- HSA Plan Custodians and Insurance companies – there is much work to be done by HSA custodians and insurance companies. Every single custodian and plan that administers HSA’s is now out of whack, thanks to a minor $50 change. All of their programs, banking software, websites, and literature needs to be updated. This will need to be corrected, and the sum effort (and cost) for all of these entities is massive.
- HSA websites – same goes for everyone sharing and publishing information about HSA’s. All of the previously published information is out of date and needs to be updated.
I will leave it to our fine readers to decide for themselves whether this mid year change for $50 was value added, intelligent, or warranted.
Why the IRS reduced the 2018 HSA Family limit
As part of the Trump tax cuts, legislation was passed that changes how inflation increases are calculated. In essence this is a net negative as the traditional CPI has been replaced with the “chained” CPI, which is different as it allows substitutions of products in the CPI basket of goods. This “substitution” effect is a classic economist assumption that means that if beef prices are rising, consumers avoid it and buy chicken instead. Beef is thus less represented in the index, meaning that total inflation is shown as lower than using the regular CPI. This will result in lower cost of living increases across the board going forward. While this is a negative, the real mistake was implementing it for 2018, and not waiting for a fresh tax year.
For those following along at home, here is the text on the section changing the CPI calculation:
.03 Section 11002 of the Act amends § 1f(3) to provide a permanent cost-of living adjustment based on the Chained Consumer Price Index for All Urban Consumers (C-CPI-U). Any existing items that are not reset for 2018 will be adjusted for inflation after 2017 based on the C-CPI-U. Items that are reset for 2018 will be adjusted for inflation after 2018 based on the C-CPI-U

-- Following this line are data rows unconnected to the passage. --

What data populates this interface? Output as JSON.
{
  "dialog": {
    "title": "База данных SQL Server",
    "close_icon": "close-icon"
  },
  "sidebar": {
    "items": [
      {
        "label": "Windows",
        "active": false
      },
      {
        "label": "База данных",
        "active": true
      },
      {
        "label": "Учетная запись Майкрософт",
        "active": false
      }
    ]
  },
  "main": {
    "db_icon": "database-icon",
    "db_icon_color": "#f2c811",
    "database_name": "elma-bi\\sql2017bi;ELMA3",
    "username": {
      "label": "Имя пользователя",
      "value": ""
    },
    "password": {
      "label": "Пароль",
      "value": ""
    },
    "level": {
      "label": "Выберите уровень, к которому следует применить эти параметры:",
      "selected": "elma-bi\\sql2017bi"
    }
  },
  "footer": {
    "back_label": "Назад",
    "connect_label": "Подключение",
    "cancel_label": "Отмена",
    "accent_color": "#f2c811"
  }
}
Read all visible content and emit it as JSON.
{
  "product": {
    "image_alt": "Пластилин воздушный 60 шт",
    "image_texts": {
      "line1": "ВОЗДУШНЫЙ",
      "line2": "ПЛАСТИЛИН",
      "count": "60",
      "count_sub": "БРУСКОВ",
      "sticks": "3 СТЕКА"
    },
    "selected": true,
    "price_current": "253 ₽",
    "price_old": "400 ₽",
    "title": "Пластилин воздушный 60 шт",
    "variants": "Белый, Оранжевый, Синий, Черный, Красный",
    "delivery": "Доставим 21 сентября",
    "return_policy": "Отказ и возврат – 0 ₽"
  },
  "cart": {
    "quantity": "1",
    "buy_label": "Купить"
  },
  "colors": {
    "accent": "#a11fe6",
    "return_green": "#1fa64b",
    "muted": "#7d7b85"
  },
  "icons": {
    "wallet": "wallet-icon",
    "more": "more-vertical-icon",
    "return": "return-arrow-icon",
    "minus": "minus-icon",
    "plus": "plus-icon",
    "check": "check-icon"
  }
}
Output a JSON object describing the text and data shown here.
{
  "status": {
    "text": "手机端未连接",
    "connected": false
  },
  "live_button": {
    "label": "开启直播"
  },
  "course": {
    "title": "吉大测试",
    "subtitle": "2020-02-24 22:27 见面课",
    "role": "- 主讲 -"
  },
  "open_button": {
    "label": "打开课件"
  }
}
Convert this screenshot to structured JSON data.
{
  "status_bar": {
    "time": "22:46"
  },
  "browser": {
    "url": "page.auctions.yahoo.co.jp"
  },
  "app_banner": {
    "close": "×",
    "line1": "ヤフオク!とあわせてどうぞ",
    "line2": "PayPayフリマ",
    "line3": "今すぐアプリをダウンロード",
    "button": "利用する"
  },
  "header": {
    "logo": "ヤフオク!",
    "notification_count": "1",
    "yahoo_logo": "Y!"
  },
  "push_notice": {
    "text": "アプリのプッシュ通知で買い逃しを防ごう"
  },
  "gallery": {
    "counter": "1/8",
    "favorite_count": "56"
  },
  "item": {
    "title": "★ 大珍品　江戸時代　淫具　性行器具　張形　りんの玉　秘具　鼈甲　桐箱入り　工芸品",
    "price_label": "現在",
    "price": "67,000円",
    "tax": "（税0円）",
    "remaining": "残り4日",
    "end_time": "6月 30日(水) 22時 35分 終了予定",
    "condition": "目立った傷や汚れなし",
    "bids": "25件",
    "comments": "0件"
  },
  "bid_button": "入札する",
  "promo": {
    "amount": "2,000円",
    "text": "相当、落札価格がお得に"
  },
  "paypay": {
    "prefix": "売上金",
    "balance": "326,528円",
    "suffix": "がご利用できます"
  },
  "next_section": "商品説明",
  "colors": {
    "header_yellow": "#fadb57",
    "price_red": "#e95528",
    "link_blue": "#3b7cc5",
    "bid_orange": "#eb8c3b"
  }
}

All in all, a moderate sized change that creates a lot more work for many.